WHAT TO PRODUCE: Copying each record below exactly is the whole task.

THE DATA:

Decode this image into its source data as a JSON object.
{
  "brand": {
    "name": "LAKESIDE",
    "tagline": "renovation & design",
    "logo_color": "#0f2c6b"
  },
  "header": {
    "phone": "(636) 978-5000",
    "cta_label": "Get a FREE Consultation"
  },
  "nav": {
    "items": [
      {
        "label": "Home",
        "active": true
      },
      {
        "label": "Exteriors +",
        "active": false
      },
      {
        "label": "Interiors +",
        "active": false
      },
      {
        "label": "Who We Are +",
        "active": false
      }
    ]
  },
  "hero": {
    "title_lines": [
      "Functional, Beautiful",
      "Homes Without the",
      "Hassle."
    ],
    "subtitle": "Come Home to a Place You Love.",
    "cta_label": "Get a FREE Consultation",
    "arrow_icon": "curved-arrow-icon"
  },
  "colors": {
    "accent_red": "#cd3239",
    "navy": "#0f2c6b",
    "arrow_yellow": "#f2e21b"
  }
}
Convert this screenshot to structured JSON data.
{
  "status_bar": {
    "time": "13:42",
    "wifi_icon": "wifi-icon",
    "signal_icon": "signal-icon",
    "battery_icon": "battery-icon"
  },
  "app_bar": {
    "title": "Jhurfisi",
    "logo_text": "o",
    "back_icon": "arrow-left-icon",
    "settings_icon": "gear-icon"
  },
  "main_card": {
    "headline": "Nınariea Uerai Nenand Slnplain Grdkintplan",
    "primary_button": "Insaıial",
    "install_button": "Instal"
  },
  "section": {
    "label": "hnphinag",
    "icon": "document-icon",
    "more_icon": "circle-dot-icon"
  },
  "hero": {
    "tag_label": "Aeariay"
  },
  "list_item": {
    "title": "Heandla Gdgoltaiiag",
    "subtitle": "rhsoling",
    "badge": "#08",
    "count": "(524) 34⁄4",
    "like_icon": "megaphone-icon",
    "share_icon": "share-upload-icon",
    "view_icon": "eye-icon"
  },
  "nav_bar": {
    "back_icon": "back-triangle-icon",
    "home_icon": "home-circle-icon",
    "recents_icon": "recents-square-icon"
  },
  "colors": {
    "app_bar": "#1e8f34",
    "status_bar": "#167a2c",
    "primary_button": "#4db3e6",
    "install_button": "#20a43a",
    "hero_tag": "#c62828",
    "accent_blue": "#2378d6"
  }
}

OUTPUT FOR THIS EXERCISE:
Decode this image into its source data as a JSON object.
{
  "brand": {
    "name": "LAKESIDE",
    "tagline": "renovation & design",
    "logo_color": "#0f2c6b"
  },
  "header": {
    "phone": "(636) 978-5000",
    "cta_label": "Get a FREE Consultation"
  },
  "nav": {
    "items": [
      {
        "label": "Home",
        "active": true
      },
      {
        "label": "Exteriors +",
        "active": false
      },
      {
        "label": "Interiors +",
        "active": false
      },
      {
        "label": "Who We Are +",
        "active": false
      }
    ]
  },
  "hero": {
    "title_lines": [
      "Functional, Beautiful",
      "Homes Without the",
      "Hassle."
    ],
    "subtitle": "Come Home to a Place You Love.",
    "cta_label": "Get a FREE Consultation",
    "arrow_icon": "curved-arrow-icon"
  },
  "colors": {
    "accent_red": "#cd3239",
    "navy": "#0f2c6b",
    "arrow_yellow": "#f2e21b"
  }
}
Convert this screenshot to structured JSON data.
{
  "status_bar": {
    "time": "13:42",
    "wifi_icon": "wifi-icon",
    "signal_icon": "signal-icon",
    "battery_icon": "battery-icon"
  },
  "app_bar": {
    "title": "Jhurfisi",
    "logo_text": "o",
    "back_icon": "arrow-left-icon",
    "settings_icon": "gear-icon"
  },
  "main_card": {
    "headline": "Nınariea Uerai Nenand Slnplain Grdkintplan",
    "primary_button": "Insaıial",
    "install_button": "Instal"
  },
  "section": {
    "label": "hnphinag",
    "icon": "document-icon",
    "more_icon": "circle-dot-icon"
  },
  "hero": {
    "tag_label": "Aeariay"
  },
  "list_item": {
    "title": "Heandla Gdgoltaiiag",
    "subtitle": "rhsoling",
    "badge": "#08",
    "count": "(524) 34⁄4",
    "like_icon": "megaphone-icon",
    "share_icon": "share-upload-icon",
    "view_icon": "eye-icon"
  },
  "nav_bar": {
    "back_icon": "back-triangle-icon",
    "home_icon": "home-circle-icon",
    "recents_icon": "recents-square-icon"
  },
  "colors": {
    "app_bar": "#1e8f34",
    "status_bar": "#167a2c",
    "primary_button": "#4db3e6",
    "install_button": "#20a43a",
    "hero_tag": "#c62828",
    "accent_blue": "#2378d6"
  }
}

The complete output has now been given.